* Work instruction:
Each line containing the string "name" should be copied out of the entries.

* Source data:
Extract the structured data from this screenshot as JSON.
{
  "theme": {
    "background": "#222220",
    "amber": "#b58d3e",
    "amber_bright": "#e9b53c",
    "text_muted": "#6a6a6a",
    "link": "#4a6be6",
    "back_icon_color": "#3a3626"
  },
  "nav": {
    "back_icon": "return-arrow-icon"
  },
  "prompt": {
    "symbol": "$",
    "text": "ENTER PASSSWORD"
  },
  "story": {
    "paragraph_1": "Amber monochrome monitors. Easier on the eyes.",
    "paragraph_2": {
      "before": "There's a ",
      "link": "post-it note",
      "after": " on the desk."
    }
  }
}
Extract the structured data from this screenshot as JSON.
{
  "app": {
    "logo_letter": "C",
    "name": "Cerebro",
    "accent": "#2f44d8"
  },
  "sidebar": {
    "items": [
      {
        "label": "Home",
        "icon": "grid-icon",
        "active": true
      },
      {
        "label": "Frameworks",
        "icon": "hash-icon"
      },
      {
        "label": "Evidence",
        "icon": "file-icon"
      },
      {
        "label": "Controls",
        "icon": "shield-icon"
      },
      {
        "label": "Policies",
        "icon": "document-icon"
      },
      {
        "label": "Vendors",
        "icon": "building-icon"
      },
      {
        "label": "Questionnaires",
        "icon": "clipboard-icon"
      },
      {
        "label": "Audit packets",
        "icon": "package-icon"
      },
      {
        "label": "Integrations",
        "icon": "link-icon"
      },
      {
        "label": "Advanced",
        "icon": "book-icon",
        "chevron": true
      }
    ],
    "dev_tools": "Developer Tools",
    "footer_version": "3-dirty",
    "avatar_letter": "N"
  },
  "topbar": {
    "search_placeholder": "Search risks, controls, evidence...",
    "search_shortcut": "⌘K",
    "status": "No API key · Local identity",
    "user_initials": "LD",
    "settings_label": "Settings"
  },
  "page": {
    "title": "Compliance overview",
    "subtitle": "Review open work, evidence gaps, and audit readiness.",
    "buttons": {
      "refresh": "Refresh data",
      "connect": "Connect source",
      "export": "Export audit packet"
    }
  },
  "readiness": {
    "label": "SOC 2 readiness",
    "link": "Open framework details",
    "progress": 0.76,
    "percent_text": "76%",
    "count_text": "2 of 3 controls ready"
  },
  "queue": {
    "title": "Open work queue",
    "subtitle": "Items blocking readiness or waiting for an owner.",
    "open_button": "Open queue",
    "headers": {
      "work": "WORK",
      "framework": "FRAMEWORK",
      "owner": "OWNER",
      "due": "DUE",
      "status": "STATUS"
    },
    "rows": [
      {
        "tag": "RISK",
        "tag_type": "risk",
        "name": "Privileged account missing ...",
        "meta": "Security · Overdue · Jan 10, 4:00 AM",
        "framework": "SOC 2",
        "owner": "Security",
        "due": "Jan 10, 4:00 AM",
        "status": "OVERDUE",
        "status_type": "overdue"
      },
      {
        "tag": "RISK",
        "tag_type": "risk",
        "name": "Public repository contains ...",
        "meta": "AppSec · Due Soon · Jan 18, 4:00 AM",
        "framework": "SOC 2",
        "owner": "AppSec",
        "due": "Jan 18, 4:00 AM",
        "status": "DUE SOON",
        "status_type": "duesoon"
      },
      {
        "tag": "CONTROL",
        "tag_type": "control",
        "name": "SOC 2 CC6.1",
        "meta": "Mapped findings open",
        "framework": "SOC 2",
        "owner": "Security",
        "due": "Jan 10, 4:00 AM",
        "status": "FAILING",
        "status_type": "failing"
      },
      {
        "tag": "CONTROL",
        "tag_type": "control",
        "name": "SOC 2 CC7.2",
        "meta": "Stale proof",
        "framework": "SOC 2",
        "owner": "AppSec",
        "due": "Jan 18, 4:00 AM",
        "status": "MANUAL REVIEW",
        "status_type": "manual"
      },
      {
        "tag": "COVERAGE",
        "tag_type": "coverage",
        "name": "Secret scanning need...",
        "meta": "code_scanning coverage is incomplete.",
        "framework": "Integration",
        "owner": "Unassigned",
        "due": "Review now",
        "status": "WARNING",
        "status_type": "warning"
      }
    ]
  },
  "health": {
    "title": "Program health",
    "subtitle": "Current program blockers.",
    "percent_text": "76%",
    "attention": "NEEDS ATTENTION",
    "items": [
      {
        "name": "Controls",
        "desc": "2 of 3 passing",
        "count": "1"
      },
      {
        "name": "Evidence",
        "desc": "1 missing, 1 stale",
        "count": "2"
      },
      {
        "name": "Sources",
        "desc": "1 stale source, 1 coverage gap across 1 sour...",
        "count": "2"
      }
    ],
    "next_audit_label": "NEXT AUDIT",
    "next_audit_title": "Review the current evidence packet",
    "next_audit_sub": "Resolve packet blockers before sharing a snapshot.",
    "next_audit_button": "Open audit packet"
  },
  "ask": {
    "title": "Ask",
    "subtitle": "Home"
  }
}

* Answer box:
    "name": "Cerebro",
        "name": "Privileged account missing ...",
        "name": "Public repository contains ...",
        "name": "SOC 2 CC6.1",
        "name": "SOC 2 CC7.2",
        "name": "Secret scanning need...",
        "name": "Controls",
        "name": "Evidence",
        "name": "Sources",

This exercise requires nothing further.